· They are specifically designed for travel only and should not be used for feeding or sleeping or any other use outside the vehicle.
· They are bigger than infant seats, do not have carrying handles like the rear-facing-only seats or separate bases and are designed to stay in the car.
· They can be used as rear facing seats and later be converted to forward facing and thus the name “convertible seats”.
· They should be only used for travel and not any other activities outside the vehicle.
· Many of the convertible seats have higher limits (up to 40-50 pounds) and heights compared to rear-facing-only seats.
· They feature a 5-point harness that attaches at the hips, shoulders and between the legs.
· 3-in-1 seats can be used forward facing, rear facing or even as a belt-positioning booster. This means that they can be used longer by the child.
· They are usually bigger in size, so it is always important to confirm that they fit in your car while rear facing.
· They do not have a convenience of a separate base or carrying handle: however the 3-in-1 seats have higher limits in terms of height and weight making them ideal for bigger toddlers and babies.
Frequently Asked Questions About Rear Facing Seats
1. What if my child’s feet touch the back of the vehicle seat?
This is a common concern for every parent, but it should cause you no worry. As you have noticed, children can being their legs with ease and will feel comfortable while in a rear-facing seat. There have been very few (negligible) incidences of injuries for children facing the rear.
2. Does a preemie require a special car seat?

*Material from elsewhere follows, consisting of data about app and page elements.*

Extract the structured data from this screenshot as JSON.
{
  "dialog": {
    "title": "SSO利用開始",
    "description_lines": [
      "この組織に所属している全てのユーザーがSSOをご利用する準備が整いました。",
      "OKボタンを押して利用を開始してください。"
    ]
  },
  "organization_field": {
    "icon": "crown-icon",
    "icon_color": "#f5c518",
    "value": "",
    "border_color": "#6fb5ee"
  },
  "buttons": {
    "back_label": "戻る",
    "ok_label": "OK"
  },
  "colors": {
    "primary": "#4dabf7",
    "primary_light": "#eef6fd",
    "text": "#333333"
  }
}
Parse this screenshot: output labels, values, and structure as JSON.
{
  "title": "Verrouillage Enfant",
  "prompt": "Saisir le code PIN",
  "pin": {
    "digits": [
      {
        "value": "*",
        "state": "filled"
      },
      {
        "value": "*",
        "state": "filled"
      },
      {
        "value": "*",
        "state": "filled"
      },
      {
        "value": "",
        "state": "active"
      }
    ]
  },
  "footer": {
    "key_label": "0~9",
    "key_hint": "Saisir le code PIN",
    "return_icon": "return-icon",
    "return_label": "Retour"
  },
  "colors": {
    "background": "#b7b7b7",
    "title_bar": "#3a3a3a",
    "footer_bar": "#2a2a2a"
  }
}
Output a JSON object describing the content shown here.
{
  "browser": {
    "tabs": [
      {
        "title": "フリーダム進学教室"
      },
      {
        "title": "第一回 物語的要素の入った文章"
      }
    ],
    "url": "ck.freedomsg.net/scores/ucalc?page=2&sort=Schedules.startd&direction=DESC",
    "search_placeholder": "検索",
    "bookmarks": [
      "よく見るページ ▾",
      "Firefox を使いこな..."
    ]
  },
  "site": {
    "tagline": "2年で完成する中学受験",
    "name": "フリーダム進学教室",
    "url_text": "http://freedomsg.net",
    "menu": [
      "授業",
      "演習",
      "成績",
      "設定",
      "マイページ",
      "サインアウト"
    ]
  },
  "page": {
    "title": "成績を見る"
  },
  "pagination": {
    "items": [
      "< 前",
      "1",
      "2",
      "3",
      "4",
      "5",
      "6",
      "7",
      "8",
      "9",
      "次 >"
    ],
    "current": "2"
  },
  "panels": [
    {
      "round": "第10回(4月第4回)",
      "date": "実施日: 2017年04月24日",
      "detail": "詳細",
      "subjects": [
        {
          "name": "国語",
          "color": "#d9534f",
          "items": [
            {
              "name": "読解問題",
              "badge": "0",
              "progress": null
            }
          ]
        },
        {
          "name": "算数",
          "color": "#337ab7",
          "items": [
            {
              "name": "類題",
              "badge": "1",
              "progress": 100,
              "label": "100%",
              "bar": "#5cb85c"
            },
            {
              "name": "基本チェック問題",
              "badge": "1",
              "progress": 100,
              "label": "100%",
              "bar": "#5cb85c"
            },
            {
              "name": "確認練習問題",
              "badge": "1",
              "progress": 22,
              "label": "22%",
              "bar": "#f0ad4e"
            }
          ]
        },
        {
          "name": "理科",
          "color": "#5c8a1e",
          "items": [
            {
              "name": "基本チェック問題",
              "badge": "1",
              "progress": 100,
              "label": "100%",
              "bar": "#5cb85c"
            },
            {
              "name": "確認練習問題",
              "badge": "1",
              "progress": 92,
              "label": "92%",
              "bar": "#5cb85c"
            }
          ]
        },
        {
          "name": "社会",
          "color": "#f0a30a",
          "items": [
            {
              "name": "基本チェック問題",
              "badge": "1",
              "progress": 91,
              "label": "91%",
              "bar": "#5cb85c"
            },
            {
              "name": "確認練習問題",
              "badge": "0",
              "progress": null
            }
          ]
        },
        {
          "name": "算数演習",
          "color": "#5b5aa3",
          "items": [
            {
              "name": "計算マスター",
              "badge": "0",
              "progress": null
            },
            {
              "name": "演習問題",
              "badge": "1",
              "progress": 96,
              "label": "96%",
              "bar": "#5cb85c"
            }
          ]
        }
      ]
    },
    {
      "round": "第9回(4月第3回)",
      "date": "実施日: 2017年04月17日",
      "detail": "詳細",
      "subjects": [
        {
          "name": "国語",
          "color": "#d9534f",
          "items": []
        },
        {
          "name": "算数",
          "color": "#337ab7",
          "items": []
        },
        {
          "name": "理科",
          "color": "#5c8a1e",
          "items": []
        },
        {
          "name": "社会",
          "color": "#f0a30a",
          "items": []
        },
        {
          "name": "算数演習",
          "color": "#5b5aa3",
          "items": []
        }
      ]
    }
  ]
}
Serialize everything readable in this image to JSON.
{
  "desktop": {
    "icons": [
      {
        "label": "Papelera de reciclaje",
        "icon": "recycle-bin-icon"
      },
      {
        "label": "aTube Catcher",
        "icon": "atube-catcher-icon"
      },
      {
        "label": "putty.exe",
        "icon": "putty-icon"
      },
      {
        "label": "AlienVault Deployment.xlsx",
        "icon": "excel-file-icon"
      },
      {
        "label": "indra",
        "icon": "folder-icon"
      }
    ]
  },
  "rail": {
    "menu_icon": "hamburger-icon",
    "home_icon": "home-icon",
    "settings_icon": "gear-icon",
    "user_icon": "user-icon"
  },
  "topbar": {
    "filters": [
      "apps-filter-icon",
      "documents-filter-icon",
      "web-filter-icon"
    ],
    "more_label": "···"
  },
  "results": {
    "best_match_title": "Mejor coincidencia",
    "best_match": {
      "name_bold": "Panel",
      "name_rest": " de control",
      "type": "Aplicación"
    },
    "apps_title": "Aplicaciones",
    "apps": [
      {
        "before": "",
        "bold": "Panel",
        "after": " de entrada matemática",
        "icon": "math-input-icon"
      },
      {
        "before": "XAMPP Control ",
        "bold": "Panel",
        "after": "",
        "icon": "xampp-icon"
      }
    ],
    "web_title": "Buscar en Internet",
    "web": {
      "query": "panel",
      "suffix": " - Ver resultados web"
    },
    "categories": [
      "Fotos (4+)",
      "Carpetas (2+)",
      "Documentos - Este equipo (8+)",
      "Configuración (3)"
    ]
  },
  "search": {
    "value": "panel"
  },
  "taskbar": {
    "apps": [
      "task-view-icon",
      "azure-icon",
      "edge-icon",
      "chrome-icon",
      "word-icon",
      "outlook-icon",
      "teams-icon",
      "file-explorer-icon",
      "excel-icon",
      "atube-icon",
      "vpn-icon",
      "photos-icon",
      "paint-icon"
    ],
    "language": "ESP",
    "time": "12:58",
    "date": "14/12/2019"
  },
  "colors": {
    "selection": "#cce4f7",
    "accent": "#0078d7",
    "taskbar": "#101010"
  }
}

Every car seat should be approved for a baby’s weight. Preemies should be tested while in the hospital to ensure that they can perfectly and safely sit in semi-reclined positions. For babies that need to lie flat during travel should always ride in a car bed that meets the requirements set by Federal Motor Vehicle Safety Standard and they should be tested while in the hospital to ensure they can lie safely in the car bed.